Prague - Former Czech PM Mirek Topolanek stood up for his former adviser, lobbyist Marek Dalik, who is suspected of asking for a 0.5-billion-crown bribe in negotiations on the purchase of the Pandur armoured carriers (APCs), in court today.
V Praze pokračoval 21. srpna soud s lobbistou Markem Dalíkem (v pozadí vlevo), který podle obžaloby požadoval téměř půlmiliardový úplatek při vyjednávání o nákupu obrněných transportérů Pandur. K soudu přišel vypovídat i bývalý premiér Mirek Topolánek (uprostřed). ČTK Vondrouš Roman
Topolanek (Civic Democrats, ODS) said no fraud had been and could have been committed in this case.
Dalik, who pleads innocent, faces up to ten years in prison for an attempted fraud if found guilty.
Topolanek was carefully prepared for the court proceedings and he gave a long testimony.
First, he described the development of the most significant military orders since 2002, including the APCs, for an hour. He said that the contract had been gradually prepared by the Social Democrat (CSSD) governments headed by Vladimir Spidla, Stanislav Gross and Jiri Paroubek.
The pressure was exerted on the ruling politicians then to make decision in favour of the Austrian armament firm Steyr producing Pandurs, Topolanek said.
The idea to buy new APCs for the military was tabled by Spidla's government in 2003. It approved the purchase of 240 new carriers and two years later, Gross´s government launched a tender in which seven firms took part. Finnish Patria and Steyr advanced to the tender's final.
In 2006, Paroubek´s government decided to buy the APCs from Steyr for 23.6 billion crowns and the then defence minister signed the treaty with Steyr in June 2006.
One year later, Topolanek's government withdrew from the Steyr contract. His second government nodded to the purchase of only 107 of them for 14.4 billion crowns in 2008.
Topolanek said Dalik had become a mere target in a behind- the-scenes game since he was considered his friend.
"There is no one who could have committed a fraud or who would like to investigate the case," Topolanek said.
The police opened the case based on the testimony of a former Steyr employee, Stephan Szuecs, who said in March 2011 Dalik had asked 18 million euros (an equivalent of some half a billion crowns) if the purchase of the Pandurs continued.
Court panel chairwoman Veronika Ceplova pointed out at the beginning of today´s trial that Dalik´s charges can be re-qualified to bribery or indirect bribery for which he would face up to 12 or four years in prison, respectively.
The court announced that the trial would continue on September 4 with the testimonies of Slovak lobbyist Miroslav Vyboh and former defence minister Alexandr Vondra (ODS).
The testimonies of other witnesses from abroad should be read in court, or they might be questioned via a video-conference.

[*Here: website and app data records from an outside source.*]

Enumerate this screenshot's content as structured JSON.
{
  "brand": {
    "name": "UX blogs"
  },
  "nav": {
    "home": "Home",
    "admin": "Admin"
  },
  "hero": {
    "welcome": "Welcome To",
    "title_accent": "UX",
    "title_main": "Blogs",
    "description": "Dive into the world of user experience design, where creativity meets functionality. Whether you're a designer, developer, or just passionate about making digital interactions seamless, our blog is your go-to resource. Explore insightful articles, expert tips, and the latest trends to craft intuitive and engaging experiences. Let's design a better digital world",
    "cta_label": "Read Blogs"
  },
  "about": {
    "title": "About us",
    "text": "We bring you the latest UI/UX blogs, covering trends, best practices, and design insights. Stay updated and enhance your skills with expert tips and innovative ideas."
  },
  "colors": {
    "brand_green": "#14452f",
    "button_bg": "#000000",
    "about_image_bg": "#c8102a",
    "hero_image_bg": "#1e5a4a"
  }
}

This case is one in a row of dubious military orders that the Czech police and judiciary are looking into.
This year, a court acquitted former defence minister Martin Bartak and lobbyist and arms dealer Michal Smrz in the case of alleged corruption related to the purchase of Tatra lorries for the Czech military. The verdict did not take effect because the state attorney appealed it.
On the contrary, the case of suspected bribery accompanying the acquisition of the Jas-39 Gripen fighters was not brought to court eventually.